Exercise brief >>
Each line of the data has to be retyped exactly as it is.

Records supplied >>
+---+
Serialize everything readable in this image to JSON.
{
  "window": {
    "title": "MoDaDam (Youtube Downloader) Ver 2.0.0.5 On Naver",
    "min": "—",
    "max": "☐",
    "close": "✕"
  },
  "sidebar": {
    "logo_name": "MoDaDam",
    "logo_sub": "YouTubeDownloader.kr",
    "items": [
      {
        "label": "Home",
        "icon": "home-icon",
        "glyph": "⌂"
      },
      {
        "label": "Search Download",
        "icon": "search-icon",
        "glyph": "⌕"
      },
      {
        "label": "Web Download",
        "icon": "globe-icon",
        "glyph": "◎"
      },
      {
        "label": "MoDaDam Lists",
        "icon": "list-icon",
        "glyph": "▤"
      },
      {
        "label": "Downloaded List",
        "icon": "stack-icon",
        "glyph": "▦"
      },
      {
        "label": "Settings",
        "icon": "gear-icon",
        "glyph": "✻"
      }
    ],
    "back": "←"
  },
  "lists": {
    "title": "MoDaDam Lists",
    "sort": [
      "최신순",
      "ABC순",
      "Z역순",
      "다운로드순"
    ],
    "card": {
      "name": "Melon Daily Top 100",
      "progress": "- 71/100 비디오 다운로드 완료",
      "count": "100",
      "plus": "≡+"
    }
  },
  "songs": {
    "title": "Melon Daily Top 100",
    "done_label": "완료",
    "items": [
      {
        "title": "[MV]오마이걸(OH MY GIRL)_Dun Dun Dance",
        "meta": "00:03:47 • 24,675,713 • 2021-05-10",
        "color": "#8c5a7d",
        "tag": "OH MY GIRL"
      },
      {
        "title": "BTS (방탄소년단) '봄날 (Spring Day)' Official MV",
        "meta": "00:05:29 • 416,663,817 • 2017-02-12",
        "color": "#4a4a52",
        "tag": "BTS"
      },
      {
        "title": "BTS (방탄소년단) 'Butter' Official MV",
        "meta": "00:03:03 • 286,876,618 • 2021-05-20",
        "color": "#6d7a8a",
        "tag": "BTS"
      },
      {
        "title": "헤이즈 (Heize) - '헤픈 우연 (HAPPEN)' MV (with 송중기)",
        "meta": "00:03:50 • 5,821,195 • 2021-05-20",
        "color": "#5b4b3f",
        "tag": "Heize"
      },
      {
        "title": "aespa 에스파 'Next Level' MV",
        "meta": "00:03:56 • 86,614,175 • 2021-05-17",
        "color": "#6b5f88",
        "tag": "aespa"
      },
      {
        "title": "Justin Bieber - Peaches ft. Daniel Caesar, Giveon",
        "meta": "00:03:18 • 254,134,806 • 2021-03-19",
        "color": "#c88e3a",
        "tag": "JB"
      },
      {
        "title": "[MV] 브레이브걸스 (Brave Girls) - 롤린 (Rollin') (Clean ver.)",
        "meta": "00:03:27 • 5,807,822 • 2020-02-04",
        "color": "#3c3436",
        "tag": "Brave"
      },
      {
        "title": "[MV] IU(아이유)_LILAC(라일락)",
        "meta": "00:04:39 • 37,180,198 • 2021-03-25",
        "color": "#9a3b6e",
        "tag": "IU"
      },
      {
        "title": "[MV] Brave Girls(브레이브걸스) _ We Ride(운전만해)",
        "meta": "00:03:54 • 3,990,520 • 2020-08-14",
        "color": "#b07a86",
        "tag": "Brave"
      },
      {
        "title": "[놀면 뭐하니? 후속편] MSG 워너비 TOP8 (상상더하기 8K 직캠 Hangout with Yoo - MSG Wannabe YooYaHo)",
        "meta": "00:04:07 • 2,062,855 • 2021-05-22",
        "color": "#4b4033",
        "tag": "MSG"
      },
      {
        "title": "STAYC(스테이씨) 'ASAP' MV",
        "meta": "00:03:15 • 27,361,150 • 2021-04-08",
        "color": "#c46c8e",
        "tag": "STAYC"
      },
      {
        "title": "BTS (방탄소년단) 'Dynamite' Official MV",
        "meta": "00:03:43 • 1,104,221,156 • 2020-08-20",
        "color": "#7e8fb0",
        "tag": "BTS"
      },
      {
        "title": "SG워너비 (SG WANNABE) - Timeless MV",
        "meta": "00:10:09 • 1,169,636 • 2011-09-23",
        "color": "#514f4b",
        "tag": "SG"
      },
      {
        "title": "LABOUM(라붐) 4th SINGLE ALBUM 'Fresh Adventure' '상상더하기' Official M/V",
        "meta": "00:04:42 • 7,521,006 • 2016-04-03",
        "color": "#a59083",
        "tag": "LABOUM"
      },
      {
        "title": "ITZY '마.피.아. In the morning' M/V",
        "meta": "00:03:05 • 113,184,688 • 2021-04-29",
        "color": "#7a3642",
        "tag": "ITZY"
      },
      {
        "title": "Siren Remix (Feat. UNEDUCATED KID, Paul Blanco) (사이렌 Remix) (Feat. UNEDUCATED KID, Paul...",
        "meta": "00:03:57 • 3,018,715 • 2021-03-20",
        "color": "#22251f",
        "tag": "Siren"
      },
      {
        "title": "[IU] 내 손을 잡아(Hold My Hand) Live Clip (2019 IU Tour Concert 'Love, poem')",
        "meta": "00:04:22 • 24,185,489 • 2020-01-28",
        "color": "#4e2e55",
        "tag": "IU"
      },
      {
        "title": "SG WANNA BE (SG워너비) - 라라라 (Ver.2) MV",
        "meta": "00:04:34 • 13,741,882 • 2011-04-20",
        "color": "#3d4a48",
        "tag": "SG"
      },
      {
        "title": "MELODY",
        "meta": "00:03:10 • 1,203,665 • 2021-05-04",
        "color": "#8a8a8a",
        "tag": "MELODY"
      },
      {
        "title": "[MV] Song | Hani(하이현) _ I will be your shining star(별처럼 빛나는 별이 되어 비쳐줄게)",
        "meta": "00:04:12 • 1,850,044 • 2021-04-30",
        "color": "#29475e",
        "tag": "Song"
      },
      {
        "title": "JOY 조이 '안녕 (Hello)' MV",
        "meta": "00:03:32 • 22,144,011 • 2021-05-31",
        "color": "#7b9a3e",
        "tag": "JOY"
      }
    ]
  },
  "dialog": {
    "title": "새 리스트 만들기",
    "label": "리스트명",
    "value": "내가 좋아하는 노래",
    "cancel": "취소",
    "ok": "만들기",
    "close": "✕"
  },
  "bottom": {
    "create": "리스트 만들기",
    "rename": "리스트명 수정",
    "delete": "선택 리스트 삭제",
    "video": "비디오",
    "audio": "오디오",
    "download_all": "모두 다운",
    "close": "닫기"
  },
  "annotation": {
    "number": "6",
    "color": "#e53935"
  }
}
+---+
Solution to the problem >>
Serialize everything readable in this image to JSON.
{
  "window": {
    "title": "MoDaDam (Youtube Downloader) Ver 2.0.0.5 On Naver",
    "min": "—",
    "max": "☐",
    "close": "✕"
  },
  "sidebar": {
    "logo_name": "MoDaDam",
    "logo_sub": "YouTubeDownloader.kr",
    "items": [
      {
        "label": "Home",
        "icon": "home-icon",
        "glyph": "⌂"
      },
      {
        "label": "Search Download",
        "icon": "search-icon",
        "glyph": "⌕"
      },
      {
        "label": "Web Download",
        "icon": "globe-icon",
        "glyph": "◎"
      },
      {
        "label": "MoDaDam Lists",
        "icon": "list-icon",
        "glyph": "▤"
      },
      {
        "label": "Downloaded List",
        "icon": "stack-icon",
        "glyph": "▦"
      },
      {
        "label": "Settings",
        "icon": "gear-icon",
        "glyph": "✻"
      }
    ],
    "back": "←"
  },
  "lists": {
    "title": "MoDaDam Lists",
    "sort": [
      "최신순",
      "ABC순",
      "Z역순",
      "다운로드순"
    ],
    "card": {
      "name": "Melon Daily Top 100",
      "progress": "- 71/100 비디오 다운로드 완료",
      "count": "100",
      "plus": "≡+"
    }
  },
  "songs": {
    "title": "Melon Daily Top 100",
    "done_label": "완료",
    "items": [
      {
        "title": "[MV]오마이걸(OH MY GIRL)_Dun Dun Dance",
        "meta": "00:03:47 • 24,675,713 • 2021-05-10",
        "color": "#8c5a7d",
        "tag": "OH MY GIRL"
      },
      {
        "title": "BTS (방탄소년단) '봄날 (Spring Day)' Official MV",
        "meta": "00:05:29 • 416,663,817 • 2017-02-12",
        "color": "#4a4a52",
        "tag": "BTS"
      },
      {
        "title": "BTS (방탄소년단) 'Butter' Official MV",
        "meta": "00:03:03 • 286,876,618 • 2021-05-20",
        "color": "#6d7a8a",
        "tag": "BTS"
      },
      {
        "title": "헤이즈 (Heize) - '헤픈 우연 (HAPPEN)' MV (with 송중기)",
        "meta": "00:03:50 • 5,821,195 • 2021-05-20",
        "color": "#5b4b3f",
        "tag": "Heize"
      },
      {
        "title": "aespa 에스파 'Next Level' MV",
        "meta": "00:03:56 • 86,614,175 • 2021-05-17",
        "color": "#6b5f88",
        "tag": "aespa"
      },
      {
        "title": "Justin Bieber - Peaches ft. Daniel Caesar, Giveon",
        "meta": "00:03:18 • 254,134,806 • 2021-03-19",
        "color": "#c88e3a",
        "tag": "JB"
      },
      {
        "title": "[MV] 브레이브걸스 (Brave Girls) - 롤린 (Rollin') (Clean ver.)",
        "meta": "00:03:27 • 5,807,822 • 2020-02-04",
        "color": "#3c3436",
        "tag": "Brave"
      },
      {
        "title": "[MV] IU(아이유)_LILAC(라일락)",
        "meta": "00:04:39 • 37,180,198 • 2021-03-25",
        "color": "#9a3b6e",
        "tag": "IU"
      },
      {
        "title": "[MV] Brave Girls(브레이브걸스) _ We Ride(운전만해)",
        "meta": "00:03:54 • 3,990,520 • 2020-08-14",
        "color": "#b07a86",
        "tag": "Brave"
      },
      {
        "title": "[놀면 뭐하니? 후속편] MSG 워너비 TOP8 (상상더하기 8K 직캠 Hangout with Yoo - MSG Wannabe YooYaHo)",
        "meta": "00:04:07 • 2,062,855 • 2021-05-22",
        "color": "#4b4033",
        "tag": "MSG"
      },
      {
        "title": "STAYC(스테이씨) 'ASAP' MV",
        "meta": "00:03:15 • 27,361,150 • 2021-04-08",
        "color": "#c46c8e",
        "tag": "STAYC"
      },
      {
        "title": "BTS (방탄소년단) 'Dynamite' Official MV",
        "meta": "00:03:43 • 1,104,221,156 • 2020-08-20",
        "color": "#7e8fb0",
        "tag": "BTS"
      },
      {
        "title": "SG워너비 (SG WANNABE) - Timeless MV",
        "meta": "00:10:09 • 1,169,636 • 2011-09-23",
        "color": "#514f4b",
        "tag": "SG"
      },
      {
        "title": "LABOUM(라붐) 4th SINGLE ALBUM 'Fresh Adventure' '상상더하기' Official M/V",
        "meta": "00:04:42 • 7,521,006 • 2016-04-03",
        "color": "#a59083",
        "tag": "LABOUM"
      },
      {
        "title": "ITZY '마.피.아. In the morning' M/V",
        "meta": "00:03:05 • 113,184,688 • 2021-04-29",
        "color": "#7a3642",
        "tag": "ITZY"
      },
      {
        "title": "Siren Remix (Feat. UNEDUCATED KID, Paul Blanco) (사이렌 Remix) (Feat. UNEDUCATED KID, Paul...",
        "meta": "00:03:57 • 3,018,715 • 2021-03-20",
        "color": "#22251f",
        "tag": "Siren"
      },
      {
        "title": "[IU] 내 손을 잡아(Hold My Hand) Live Clip (2019 IU Tour Concert 'Love, poem')",
        "meta": "00:04:22 • 24,185,489 • 2020-01-28",
        "color": "#4e2e55",
        "tag": "IU"
      },
      {
        "title": "SG WANNA BE (SG워너비) - 라라라 (Ver.2) MV",
        "meta": "00:04:34 • 13,741,882 • 2011-04-20",
        "color": "#3d4a48",
        "tag": "SG"
      },
      {
        "title": "MELODY",
        "meta": "00:03:10 • 1,203,665 • 2021-05-04",
        "color": "#8a8a8a",
        "tag": "MELODY"
      },
      {
        "title": "[MV] Song | Hani(하이현) _ I will be your shining star(별처럼 빛나는 별이 되어 비쳐줄게)",
        "meta": "00:04:12 • 1,850,044 • 2021-04-30",
        "color": "#29475e",
        "tag": "Song"
      },
      {
        "title": "JOY 조이 '안녕 (Hello)' MV",
        "meta": "00:03:32 • 22,144,011 • 2021-05-31",
        "color": "#7b9a3e",
        "tag": "JOY"
      }
    ]
  },
  "dialog": {
    "title": "새 리스트 만들기",
    "label": "리스트명",
    "value": "내가 좋아하는 노래",
    "cancel": "취소",
    "ok": "만들기",
    "close": "✕"
  },
  "bottom": {
    "create": "리스트 만들기",
    "rename": "리스트명 수정",
    "delete": "선택 리스트 삭제",
    "video": "비디오",
    "audio": "오디오",
    "download_all": "모두 다운",
    "close": "닫기"
  },
  "annotation": {
    "number": "6",
    "color": "#e53935"
  }
}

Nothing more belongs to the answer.